No one wanted to see their trashmen fighting, so voters passed a measure that year aimed at making things more orderly. The city was divided into in 97 separate parcels, and whichever company held the rights to a particular zone became the exclusive garbage collector in said area.

Over the course of the next 80 years, the company that would eventually call itself Recology (a portmanteau of "recycle" and "ecology") acquired the rights to every single parcel in the city, largely though mergers an acquisitions.

Recology took its monopoly on garbage collection and grew it into nearly universal control over the city's entire refuse system. In addition to trash, the company also runs recycling, owns and operates the city's transfer station in Visitacion Valley (where the waste is sorted) and distributes it to its eventual home in a landfill.

Since the 1932 law was passed by voters and written into the city charter, it can't be changed by legislative fiat. It must go back before the public.


The one part of the city's waste system that Recology doesn't control (or at least didn't until last year) is the landfill itself. That contract is instead awarded by the Department of Environment and approved by the Board of Supervisors.

For years, the final resting place of San Francisco's trash has been Livermore's Altamont Landfill operated by international trash behemoth Waste Management. But when Waste Management's contract came up for renewal in 2011 based on a projection that the city's landfill would be completely full by 2015, Recology submitted a bid for the city to switch to its own facility in Yuba City.

As it does when it makes any major decision, the Board turned to the city's budget analyst Harvey Rose to run the numbers.

And he did a good bit more than that. He called for the outright repeal of the 1932 law.

Rose noted in his report that while "it may be advantageous for a city to have the collection of refuse provided exclusively by a single firm...such a firm should be selected through the city's normal competitive bidding process."

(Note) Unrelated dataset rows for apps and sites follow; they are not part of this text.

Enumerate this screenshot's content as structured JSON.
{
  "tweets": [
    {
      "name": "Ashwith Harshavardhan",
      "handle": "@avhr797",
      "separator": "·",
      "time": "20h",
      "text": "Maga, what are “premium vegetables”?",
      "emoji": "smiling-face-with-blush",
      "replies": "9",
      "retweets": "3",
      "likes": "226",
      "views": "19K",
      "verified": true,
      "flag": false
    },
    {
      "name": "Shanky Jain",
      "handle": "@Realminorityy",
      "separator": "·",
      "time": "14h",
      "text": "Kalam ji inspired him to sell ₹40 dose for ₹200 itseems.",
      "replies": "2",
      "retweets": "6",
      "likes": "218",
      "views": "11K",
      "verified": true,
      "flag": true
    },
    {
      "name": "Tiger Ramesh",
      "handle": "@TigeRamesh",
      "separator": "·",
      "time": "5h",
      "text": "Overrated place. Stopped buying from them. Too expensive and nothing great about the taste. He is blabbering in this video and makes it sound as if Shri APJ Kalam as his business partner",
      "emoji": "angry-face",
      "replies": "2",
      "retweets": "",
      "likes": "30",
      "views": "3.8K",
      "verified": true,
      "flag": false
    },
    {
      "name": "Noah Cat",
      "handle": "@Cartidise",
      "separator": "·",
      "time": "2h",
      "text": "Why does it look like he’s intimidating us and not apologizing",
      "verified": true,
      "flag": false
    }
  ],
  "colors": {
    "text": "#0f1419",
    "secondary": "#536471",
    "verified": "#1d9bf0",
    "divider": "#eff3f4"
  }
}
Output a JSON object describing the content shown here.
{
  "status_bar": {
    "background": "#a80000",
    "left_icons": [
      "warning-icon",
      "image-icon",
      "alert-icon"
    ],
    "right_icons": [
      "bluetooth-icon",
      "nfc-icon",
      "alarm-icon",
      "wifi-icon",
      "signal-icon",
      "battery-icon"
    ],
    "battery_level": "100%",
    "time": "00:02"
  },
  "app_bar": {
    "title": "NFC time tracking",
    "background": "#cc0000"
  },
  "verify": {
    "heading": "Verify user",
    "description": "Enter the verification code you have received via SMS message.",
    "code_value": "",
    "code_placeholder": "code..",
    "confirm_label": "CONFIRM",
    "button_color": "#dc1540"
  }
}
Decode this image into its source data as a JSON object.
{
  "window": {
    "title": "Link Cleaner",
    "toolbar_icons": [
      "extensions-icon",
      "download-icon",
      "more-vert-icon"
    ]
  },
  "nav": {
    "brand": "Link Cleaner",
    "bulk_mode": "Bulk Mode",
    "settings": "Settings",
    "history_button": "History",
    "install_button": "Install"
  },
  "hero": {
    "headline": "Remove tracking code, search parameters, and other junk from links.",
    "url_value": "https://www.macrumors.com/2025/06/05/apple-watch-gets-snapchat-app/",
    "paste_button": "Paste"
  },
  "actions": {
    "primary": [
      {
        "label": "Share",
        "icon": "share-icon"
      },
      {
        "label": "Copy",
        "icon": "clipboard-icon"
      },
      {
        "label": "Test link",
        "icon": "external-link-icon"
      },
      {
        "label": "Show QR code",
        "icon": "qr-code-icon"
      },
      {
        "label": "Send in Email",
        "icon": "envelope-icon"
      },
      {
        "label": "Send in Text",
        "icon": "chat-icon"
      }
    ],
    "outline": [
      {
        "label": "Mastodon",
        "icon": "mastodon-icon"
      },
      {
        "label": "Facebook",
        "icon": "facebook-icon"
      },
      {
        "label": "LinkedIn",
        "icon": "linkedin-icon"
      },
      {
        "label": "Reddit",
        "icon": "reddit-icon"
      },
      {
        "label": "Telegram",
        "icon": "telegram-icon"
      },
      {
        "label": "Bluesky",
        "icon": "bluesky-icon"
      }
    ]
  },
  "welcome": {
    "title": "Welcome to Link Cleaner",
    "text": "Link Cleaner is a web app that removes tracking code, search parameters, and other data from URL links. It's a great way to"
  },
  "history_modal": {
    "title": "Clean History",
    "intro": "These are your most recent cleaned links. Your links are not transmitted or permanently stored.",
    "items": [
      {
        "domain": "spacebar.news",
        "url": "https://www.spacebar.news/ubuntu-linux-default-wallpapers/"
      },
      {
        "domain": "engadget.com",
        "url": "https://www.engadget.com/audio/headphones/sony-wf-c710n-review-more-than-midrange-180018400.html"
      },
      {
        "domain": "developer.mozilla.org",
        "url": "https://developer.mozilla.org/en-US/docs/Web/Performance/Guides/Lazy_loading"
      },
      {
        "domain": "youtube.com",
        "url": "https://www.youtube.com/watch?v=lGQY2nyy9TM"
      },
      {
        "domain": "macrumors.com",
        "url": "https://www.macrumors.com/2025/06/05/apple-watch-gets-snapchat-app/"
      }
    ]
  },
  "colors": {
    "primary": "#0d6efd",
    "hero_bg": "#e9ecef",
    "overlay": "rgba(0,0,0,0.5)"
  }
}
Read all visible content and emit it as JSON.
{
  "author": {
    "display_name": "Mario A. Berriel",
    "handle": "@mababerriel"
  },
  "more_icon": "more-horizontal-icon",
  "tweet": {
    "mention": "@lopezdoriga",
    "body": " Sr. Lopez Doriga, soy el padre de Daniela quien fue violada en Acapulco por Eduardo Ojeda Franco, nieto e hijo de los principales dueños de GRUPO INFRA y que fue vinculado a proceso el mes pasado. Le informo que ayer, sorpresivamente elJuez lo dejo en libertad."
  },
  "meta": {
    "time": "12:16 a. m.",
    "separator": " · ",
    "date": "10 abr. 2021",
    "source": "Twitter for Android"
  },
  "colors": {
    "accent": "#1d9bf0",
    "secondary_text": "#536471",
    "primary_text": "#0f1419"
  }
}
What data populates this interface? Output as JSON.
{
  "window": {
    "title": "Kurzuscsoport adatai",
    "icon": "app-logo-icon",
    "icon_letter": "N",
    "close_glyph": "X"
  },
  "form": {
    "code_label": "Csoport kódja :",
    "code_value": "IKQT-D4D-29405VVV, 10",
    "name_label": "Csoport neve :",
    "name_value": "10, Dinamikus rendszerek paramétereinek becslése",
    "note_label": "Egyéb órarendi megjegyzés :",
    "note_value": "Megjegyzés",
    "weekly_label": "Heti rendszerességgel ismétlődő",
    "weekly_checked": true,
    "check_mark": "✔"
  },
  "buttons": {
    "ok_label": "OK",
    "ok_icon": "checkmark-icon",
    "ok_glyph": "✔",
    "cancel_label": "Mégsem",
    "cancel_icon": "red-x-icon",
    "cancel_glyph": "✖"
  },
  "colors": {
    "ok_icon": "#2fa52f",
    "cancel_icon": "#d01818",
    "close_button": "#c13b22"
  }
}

The dry language belies the severity of the Rose's point. Instead of simply ruling on which landfill option was going to be the most cost effective for the city, the man who may be the single most universally respected figure in all of San Francisco politics politely called for burning the city's garbage contracting process to the ground and starting from scratch.